Exposure, affective responses and sexual arousal to sexually explicit materials

Donna Johnson, University of Rhode Island

Abstract

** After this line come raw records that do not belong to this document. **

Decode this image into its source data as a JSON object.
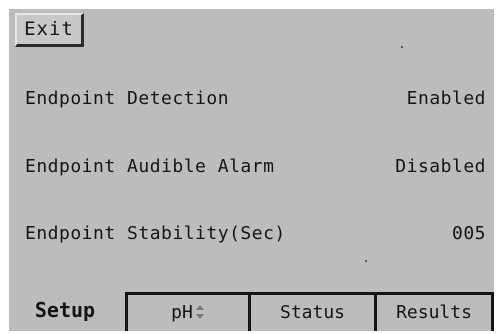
{
  "exit_button": {
    "label": "Exit"
  },
  "settings": [
    {
      "label": "Endpoint Detection",
      "value": "Enabled"
    },
    {
      "label": "Endpoint Audible Alarm",
      "value": "Disabled"
    },
    {
      "label": "Endpoint Stability(Sec)",
      "value": "005"
    }
  ],
  "tabs": [
    {
      "label": "Setup",
      "active": true
    },
    {
      "label": "pH",
      "icon": "up-down-arrows-icon"
    },
    {
      "label": "Status"
    },
    {
      "label": "Results"
    }
  ],
  "colors": {
    "screen_background": "#bcbcbc",
    "text": "#141414"
  }
}
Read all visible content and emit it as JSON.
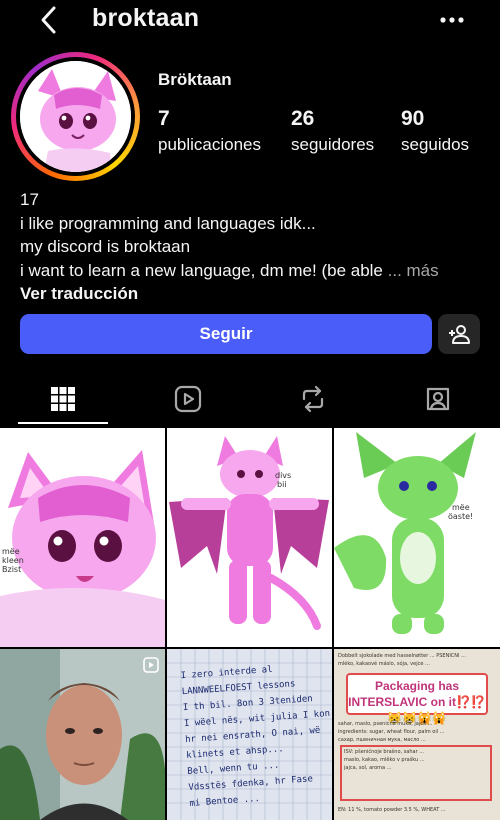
{
  "header": {
    "username": "broktaan",
    "back_icon": "chevron-left-icon",
    "more_icon": "more-horizontal-icon"
  },
  "profile": {
    "display_name": "Bröktaan",
    "avatar_caption": "mëe\nkleen\nBzist",
    "stats": [
      {
        "value": "7",
        "label": "publicaciones"
      },
      {
        "value": "26",
        "label": "seguidores"
      },
      {
        "value": "90",
        "label": "seguidos"
      }
    ],
    "bio_lines": [
      "17",
      "i like programming and languages idk...",
      "my discord is broktaan",
      "i want to learn a new language, dm me! (be able"
    ],
    "bio_more": "... más",
    "translate_label": "Ver traducción"
  },
  "actions": {
    "follow_label": "Seguir",
    "add_user_icon": "add-person-icon",
    "follow_color": "#4a5df9"
  },
  "tabs": [
    {
      "name": "posts-grid",
      "icon": "grid-icon",
      "active": true
    },
    {
      "name": "reels",
      "icon": "reels-icon",
      "active": false
    },
    {
      "name": "reposts",
      "icon": "repost-icon",
      "active": false
    },
    {
      "name": "tagged",
      "icon": "tagged-icon",
      "active": false
    }
  ],
  "grid_posts": [
    {
      "caption": "mëe\nkleen\nBzist"
    },
    {
      "caption": "divs\nbii"
    },
    {
      "caption": "mëe\nöaste!"
    },
    {
      "type": "reel"
    },
    {
      "note_lines": [
        "I zero interde al",
        "LANNWEELFOEST lessons",
        "I th bil. 8on 3 3teniden",
        "I wëel nës, wit julia I kon",
        "hr nei ensrath, O nai, wë",
        "klinets et ahsp...",
        "Bell, wenn tu ...",
        "Vdsstës fdenka, hr Fase",
        "mi Bentoe ..."
      ]
    },
    {
      "banner": "Packaging has INTERSLAVIC on it⁉️⁉️😸😸🙀🙀"
    }
  ]
}
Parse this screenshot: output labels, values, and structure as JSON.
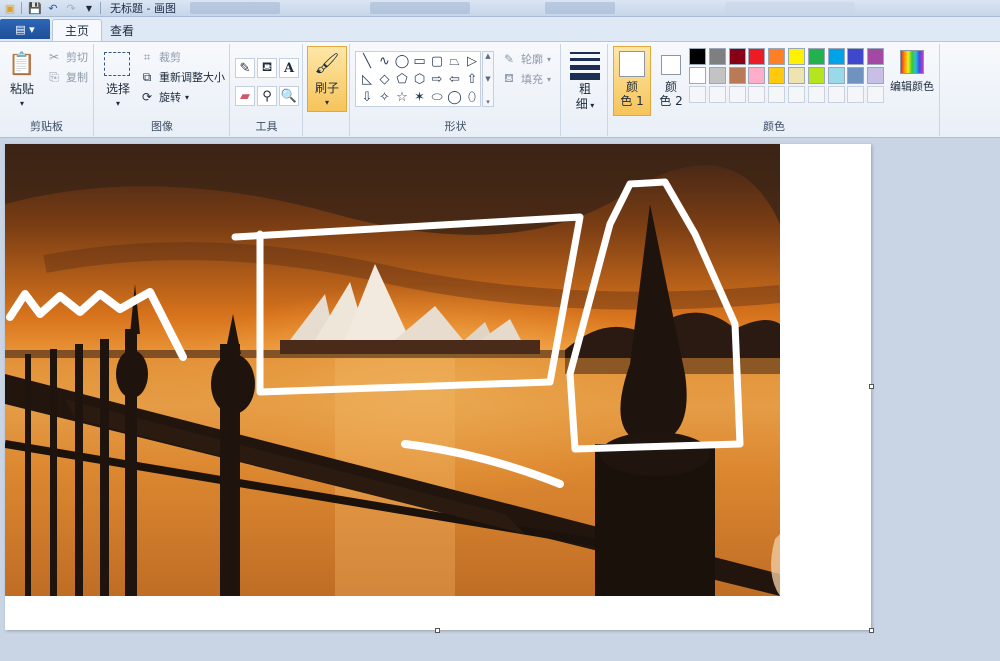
{
  "window": {
    "title": "无标题 - 画图"
  },
  "tabs": [
    {
      "label": "主页",
      "active": true
    },
    {
      "label": "查看",
      "active": false
    }
  ],
  "file_button": {
    "icon": "file-menu-icon"
  },
  "clipboard": {
    "paste_label": "粘贴",
    "cut_label": "剪切",
    "copy_label": "复制",
    "group_label": "剪贴板"
  },
  "image": {
    "select_label": "选择",
    "crop_label": "裁剪",
    "resize_label": "重新调整大小",
    "rotate_label": "旋转",
    "group_label": "图像"
  },
  "tools": {
    "group_label": "工具",
    "items": [
      "pencil-icon",
      "fill-icon",
      "text-icon",
      "eraser-icon",
      "color-picker-icon",
      "magnifier-icon"
    ]
  },
  "brush": {
    "label": "刷子"
  },
  "shapes": {
    "outline_label": "轮廓",
    "fill_label": "填充",
    "group_label": "形状",
    "glyphs": [
      "╲",
      "∿",
      "◯",
      "▭",
      "▢",
      "⏢",
      "▷",
      "◺",
      "◇",
      "⬠",
      "⬡",
      "⇨",
      "⇦",
      "⇧",
      "⇩",
      "✧",
      "☆",
      "✶",
      "⬭",
      "◯",
      "⬯"
    ]
  },
  "size": {
    "label_top": "粗",
    "label_bottom": "细"
  },
  "colors": {
    "color1_top": "颜",
    "color1_bottom": "色 1",
    "color2_top": "颜",
    "color2_bottom": "色 2",
    "edit_label": "编辑颜色",
    "group_label": "颜色",
    "palette_row1": [
      "#000000",
      "#7f7f7f",
      "#880015",
      "#ed1c24",
      "#ff7f27",
      "#fff200",
      "#22b14c",
      "#00a2e8",
      "#3f48cc",
      "#a349a4"
    ],
    "palette_row2": [
      "#ffffff",
      "#c3c3c3",
      "#b97a57",
      "#ffaec9",
      "#ffc90e",
      "#efe4b0",
      "#b5e61d",
      "#99d9ea",
      "#7092be",
      "#c8bfe7"
    ],
    "custom_count": 10
  }
}
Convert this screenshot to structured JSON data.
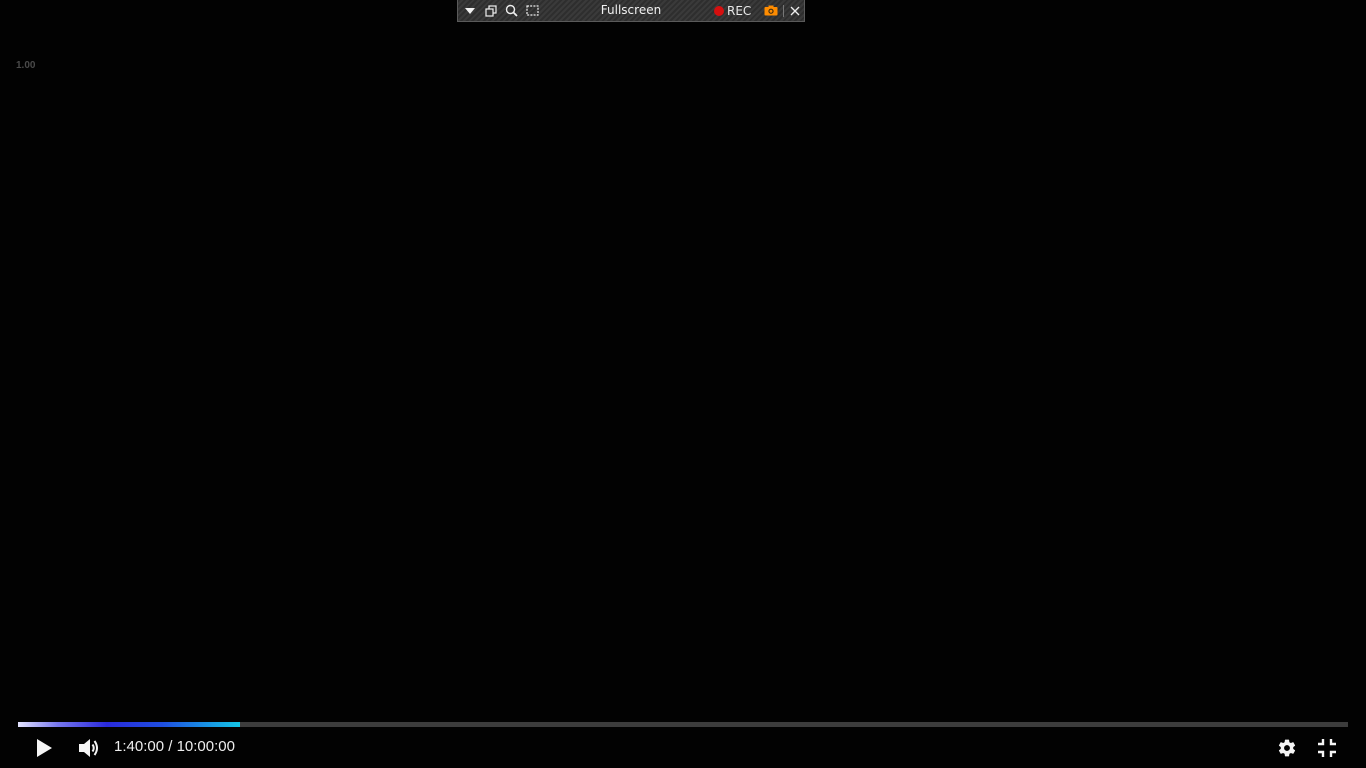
{
  "capture_toolbar": {
    "title": "Fullscreen",
    "rec_label": "REC",
    "icons": [
      "dropdown-arrow-icon",
      "restore-window-icon",
      "zoom-icon",
      "region-select-icon",
      "record-dot-icon",
      "camera-icon",
      "close-icon"
    ],
    "rec_color": "#d60f0f",
    "camera_color": "#ff8c00"
  },
  "overlay": {
    "speed": "1.00"
  },
  "player": {
    "current_time": "1:40:00",
    "separator": " / ",
    "duration": "10:00:00",
    "progress_fraction": 0.1667,
    "icons": [
      "play-icon",
      "volume-icon",
      "settings-gear-icon",
      "exit-fullscreen-icon"
    ]
  }
}
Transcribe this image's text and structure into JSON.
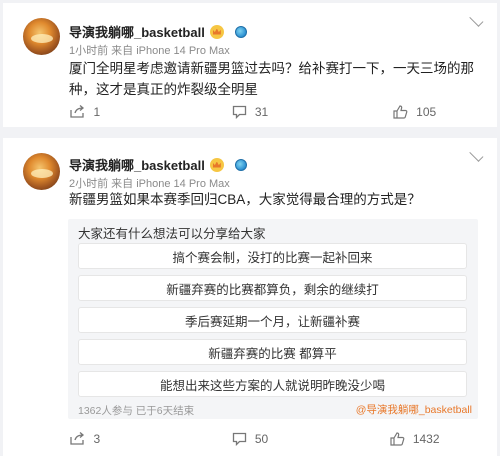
{
  "posts": [
    {
      "author": "导演我躺哪_basketball",
      "meta": "1小时前 来自 iPhone 14 Pro Max",
      "text": "厦门全明星考虑邀请新疆男篮过去吗？给补赛打一下，一天三场的那种，这才是真正的炸裂级全明星",
      "share_count": "1",
      "comment_count": "31",
      "like_count": "105"
    },
    {
      "author": "导演我躺哪_basketball",
      "meta": "2小时前 来自 iPhone 14 Pro Max",
      "text": "新疆男篮如果本赛季回归CBA，大家觉得最合理的方式是？",
      "poll": {
        "title": "大家还有什么想法可以分享给大家",
        "options": [
          "搞个赛会制，没打的比赛一起补回来",
          "新疆弃赛的比赛都算负，剩余的继续打",
          "季后赛延期一个月，让新疆补赛",
          "新疆弃赛的比赛 都算平",
          "能想出来这些方案的人就说明昨晚没少喝"
        ],
        "footer": "1362人参与 已于6天结束",
        "source": "@导演我躺哪_basketball"
      },
      "share_count": "3",
      "comment_count": "50",
      "like_count": "1432"
    }
  ],
  "colors": {
    "accent": "#e8782a",
    "background": "#f1f2f5"
  },
  "icons": [
    "share-icon",
    "comment-icon",
    "like-icon",
    "more-chevron-icon",
    "crown-badge-icon",
    "globe-badge-icon"
  ]
}
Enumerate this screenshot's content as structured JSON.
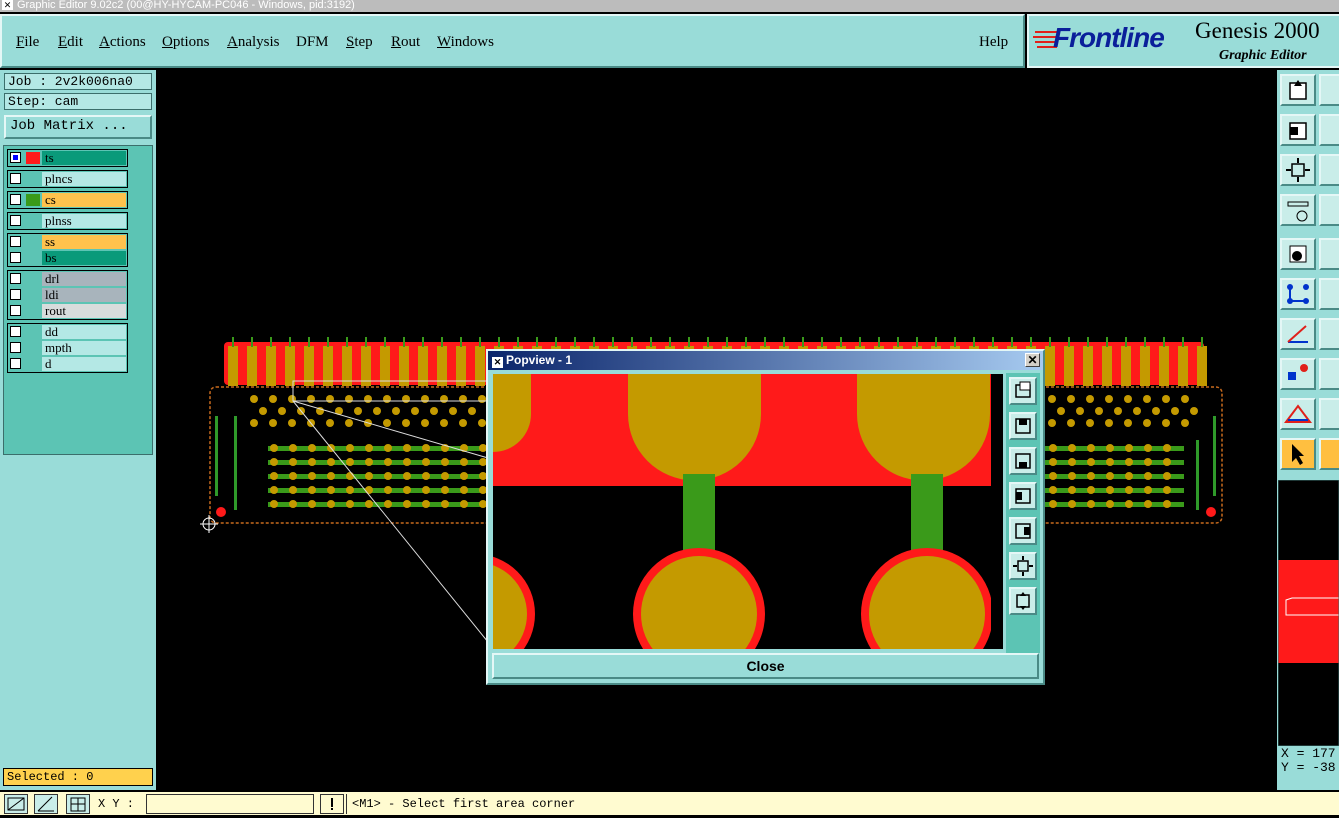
{
  "window": {
    "title": "Graphic Editor 9.02c2 (00@HY-HYCAM-PC046 - Windows, pid:3192)"
  },
  "menu": {
    "items": [
      {
        "label": "File",
        "underline": "F",
        "rest": "ile"
      },
      {
        "label": "Edit",
        "underline": "E",
        "rest": "dit"
      },
      {
        "label": "Actions",
        "underline": "A",
        "rest": "ctions"
      },
      {
        "label": "Options",
        "underline": "O",
        "rest": "ptions"
      },
      {
        "label": "Analysis",
        "underline": "A",
        "rest": "nalysis"
      },
      {
        "label": "DFM",
        "underline": "",
        "rest": "DFM"
      },
      {
        "label": "Step",
        "underline": "S",
        "rest": "tep"
      },
      {
        "label": "Rout",
        "underline": "R",
        "rest": "out"
      },
      {
        "label": "Windows",
        "underline": "W",
        "rest": "indows"
      }
    ],
    "help": "Help"
  },
  "brand": {
    "logo": "Frontline",
    "product": "Genesis 2000",
    "subtitle": "Graphic Editor"
  },
  "job": {
    "job_line": "Job : 2v2k006na0",
    "step_line": "Step: cam",
    "matrix_button": "Job Matrix ..."
  },
  "layers": [
    {
      "name": "ts",
      "color": "#0a9a7a",
      "chip": "#ff1a1a",
      "checked": true
    },
    {
      "name": "plncs",
      "color": "#b4e8e5",
      "chip": "",
      "checked": false
    },
    {
      "name": "cs",
      "color": "#ffc24d",
      "chip": "#3a9a1a",
      "checked": false
    },
    {
      "name": "plnss",
      "color": "#b4e8e5",
      "chip": "",
      "checked": false
    },
    {
      "name": "ss",
      "color": "#ffc24d",
      "chip": "",
      "checked": false
    },
    {
      "name": "bs",
      "color": "#0a9a7a",
      "chip": "",
      "checked": false
    },
    {
      "name": "drl",
      "color": "#a8b4bc",
      "chip": "",
      "checked": false
    },
    {
      "name": "ldi",
      "color": "#a8b4bc",
      "chip": "",
      "checked": false
    },
    {
      "name": "rout",
      "color": "#d8dcdc",
      "chip": "",
      "checked": false
    },
    {
      "name": "dd",
      "color": "#b4e8e5",
      "chip": "",
      "checked": false
    },
    {
      "name": "mpth",
      "color": "#b4e8e5",
      "chip": "",
      "checked": false
    },
    {
      "name": "d",
      "color": "#b4e8e5",
      "chip": "",
      "checked": false
    }
  ],
  "selected": "Selected : 0",
  "status": {
    "xy_label": "X Y :",
    "xy_value": "",
    "message": "<M1> - Select first area corner"
  },
  "popview": {
    "title": "Popview - 1",
    "close_label": "Close"
  },
  "coords": {
    "x": "X = 177",
    "y": "Y = -38"
  },
  "icons": {
    "popview_tools": [
      "zoom-window-icon",
      "pan-up-icon",
      "pan-down-icon",
      "pan-left-icon",
      "pan-right-icon",
      "zoom-fit-icon",
      "zoom-home-icon"
    ],
    "right_tools": [
      "zoom-in-icon",
      "zoom-out-icon",
      "fit-icon",
      "settings-icon",
      "add-pad-icon",
      "connect-icon",
      "angle-icon",
      "snap-icon",
      "measure-icon",
      "select-arrow-icon"
    ]
  }
}
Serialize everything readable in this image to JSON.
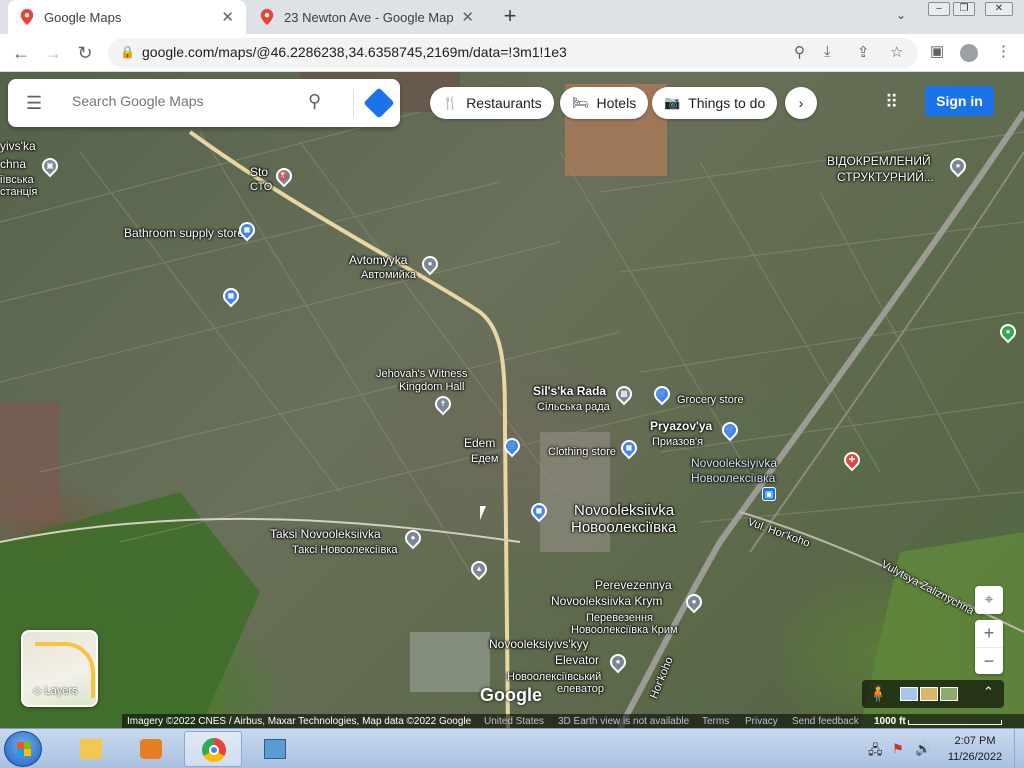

The purpose of this study was to explore childhood, teenage and current exposure to pornography and how such exposure affects endorsement of antisocial beliefs as well as affective reactions and sexual arousal to sexually explicit materials. One hundred and thirty female and 75 male undergraduates completed questionnaires measuring previous exposure to pornography and acceptance of antisocial beliefs. Participants also provided affective evaluations and ratings of sexual arousal in response to 40 slides, 10 from each category (control, erotica, nonviolent pornography, violent pornography). Average age at first exposure to pornography was 11 for the sample, and 10 and 12 for men and women, respectively. Age at first exposure was positively correlated with childhood, teenage and current frequency of exposure. Hierarchical multiple regressions indicated that current exposure was predicted by gender, childhood exposure and teenage exposure. However, the interactions between gender and the age-related predictors were nonsignificant. A MANOVA revealed that participants first exposed to pornography as children reported significantly higher levels of sexual arousal to nonviolent and violent pornography than those who did not report childhood exposure. Hierarchical multiple regressions indicated that sexual arousal to nonviolent pornography was predicted by childhood, teenage and current exposure. Similarly, sexual arousal to violent pornography was predicted by childhood and teenage exposure. A MANOVA of affective evaluations of stimulus categories revealed significant effects for gender, stimulus category and the interaction. Post hoc analyses indicated that men evaluated control images more negatively and violent pornography more positively than women did. Also, men evaluated control and erotica more positively than violent pornography. Women rated control more positively than nonviolent and violent pornography and erotica more positively than violent pornography. Regarding sexual arousal, a MANOVA again indicated significant effects of gender, stimulus category and the interaction. Post hoc analyses indicated that men reported higher levels of arousal than women to nonviolent and violent pornography. Men also reported more arousal to the erotica and nonviolent pornography than to the control images, whereas women's reported levels of arousal did not differentiate among stimulus categories. These results suggest substantial relationships between childhood exposure to pornography and current sexual functioning. ^

Subject Area

Psychology, Social|Sociology, General|Psychology, Cognitive

Recommended Citation

Donna Johnson, "Exposure, affective responses and sexual arousal to sexually explicit materials" (1996). Dissertations and Master's Theses (Campus Access). Paper AAI9707386.
http://digitalcommons.uri.edu/dissertations/AAI9707386

Share

COinS